Walgreen Drug has agreed to pay $35 million in a whistleblower case where it substituted capsules for pills when Zantec was ordered. This resulted in a major increase of payments to the drug chain from Medicaid. This is the third qui tam from a pharmacist who was working temp jobs and found fraud by various chains. CVS and Omnicare paid fines earlier. The pharmacist is getting a cool $5 million for this one alone. The others were more. Temp pharmacists that are alert make great money.
In re Evanston Northwestern
Individuals bought a class action suit against the above relating to the acquisition of Highland Park Hospital. The courts have already ruled that the acquisition violated antitrust law. This suit asks for damages. The hospital attempted to get rid of the suit on statute of limitation grounds since it was filed after 4 years after the merger. The court denied the hospital's logic and stated that the filing was within the 4 years after the FTC filed against the hospital. Top
Catholic Health v Gross

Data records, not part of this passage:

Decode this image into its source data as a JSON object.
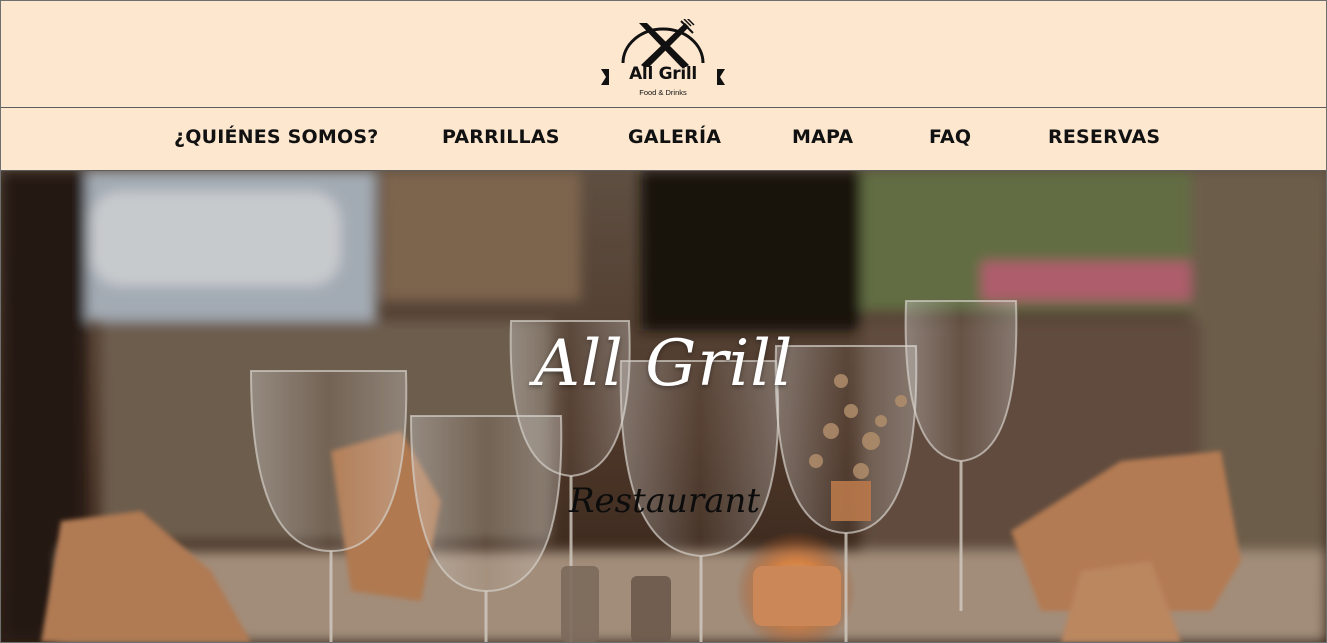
{
  "header": {
    "logo": {
      "title": "All Grill",
      "subtitle": "Food & Drinks"
    }
  },
  "nav": {
    "items": [
      {
        "label": "¿QUIÉNES SOMOS?"
      },
      {
        "label": "PARRILLAS"
      },
      {
        "label": "GALERÍA"
      },
      {
        "label": "MAPA"
      },
      {
        "label": "FAQ"
      },
      {
        "label": "RESERVAS"
      }
    ]
  },
  "hero": {
    "title": "All Grill",
    "subtitle": "Restaurant"
  },
  "colors": {
    "header_bg": "#fde7cf",
    "text": "#111111",
    "hero_title": "#ffffff"
  }
}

A physician resigned during a medical executive committee inquiry into his practice. He had been recruited to the hospital. He filed multiple claims against the hospital and lost. The hospital sued the physician asking for attorney fees for defending against his claims as well as for collection of monies owed to the hospital due to his resignation prior to the end of the recruitment agreement. The hospital won on all counts.
Bray v St. John Health

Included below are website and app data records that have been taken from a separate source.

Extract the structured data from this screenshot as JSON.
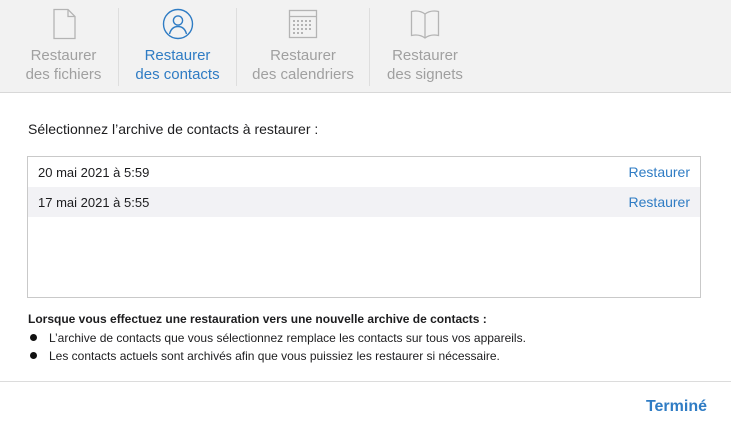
{
  "tabs": [
    {
      "line1": "Restaurer",
      "line2": "des fichiers",
      "icon": "document-icon",
      "active": false
    },
    {
      "line1": "Restaurer",
      "line2": "des contacts",
      "icon": "contact-icon",
      "active": true
    },
    {
      "line1": "Restaurer",
      "line2": "des calendriers",
      "icon": "calendar-icon",
      "active": false
    },
    {
      "line1": "Restaurer",
      "line2": "des signets",
      "icon": "book-icon",
      "active": false
    }
  ],
  "prompt": "Sélectionnez l’archive de contacts à restaurer :",
  "archives": [
    {
      "date": "20 mai 2021 à 5:59",
      "action": "Restaurer"
    },
    {
      "date": "17 mai 2021 à 5:55",
      "action": "Restaurer"
    }
  ],
  "note": {
    "title": "Lorsque vous effectuez une restauration vers une nouvelle archive de contacts :",
    "bullets": [
      "L’archive de contacts que vous sélectionnez remplace les contacts sur tous vos appareils.",
      "Les contacts actuels sont archivés afin que vous puissiez les restaurer si nécessaire."
    ]
  },
  "done_label": "Terminé",
  "colors": {
    "accent": "#2f7cc4",
    "inactive": "#a0a0a0",
    "tabbar_bg": "#f2f2f2",
    "row_alt": "#f2f2f5"
  }
}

A nurse was abducted from the hospital's parking garage at knifepoint and raped. She sued for negligence. The hospital won on summary judgment as she was an invitee. The Supreme Court ruled that the lower court must determine if the hospital had notice of prior events (the court stated they did) that may have required them to provide protection and if they breached by not providing that protection. Top
Conn v Peters
Peters was injured in a motorcycle accident and awarded a net $526,000 after deduction for attorney fees and costs. The state went after him for $70,000 to cover his medical bills for the accident. The court stated the federal rules were plain. The state can get its money from either the tortfeaser or the person injured and the state had a right to a lien on the money. There was in Connecticut no law allowing for a reduction in the lean to take into consideration any reduction of the damages by costs and attorney fees.
Panayiotou v Johnson
In a med mal case the plaintiff had an expert that was not an interventional cardiologist like the defendant. The trial court allowed his testimony but that was overturned by the Supreme Court and gave summary judgment to the physician. The plaintiff expert was board certified in Internal Medicine but not interventional cardiology which was the issue.
US v Red Cross
The Red Cross was again fined for their poor handling of the nation's blood supply. This time it was $1.7 million. This totals over $21 million in fines over the past five years for their problems. I must say this fine was for a minuscule problem. They washed 6 units of blood in the wrong solution but it was without harm to anybody. Top
Summers v Touchpoint Health Plan
The Wisconsin Supreme Court battered
the HMO and ordered it to pay retoactively to the date it cancelled the coverage
for high dose chemotherapy and stem cell transplant for a boy with brain
cancer. By a 3-2 decision they stated the HMO decision was arbitrary and
capricious. The child was enrolled by his cancer specialist in a study and
the HMO decided that the therapy was experimental. The history was that
after the initial rejection by the HMO an expedited review by an outside
organization was requested. They agreed that it was experimental but since
there was no alternative therapy that gave better results they stated it should
be covered as medically necessary. The child was them removed from the
study and given the same therapy as if he were in the study. The HMO
continued to deny payment and the appeals continued. The trial court
agreed with the HMO and this was reversed by the court of appeals. Clearly
the high court wanted to do what was right and made up the law to cover their
DISCLAIMER: Although this article is updated periodically, it reflects the author's point of view at the time of publication. Nothing in this article constitutes legal advice. Readers should consult with their own legal counsel before acting on any of the information presented.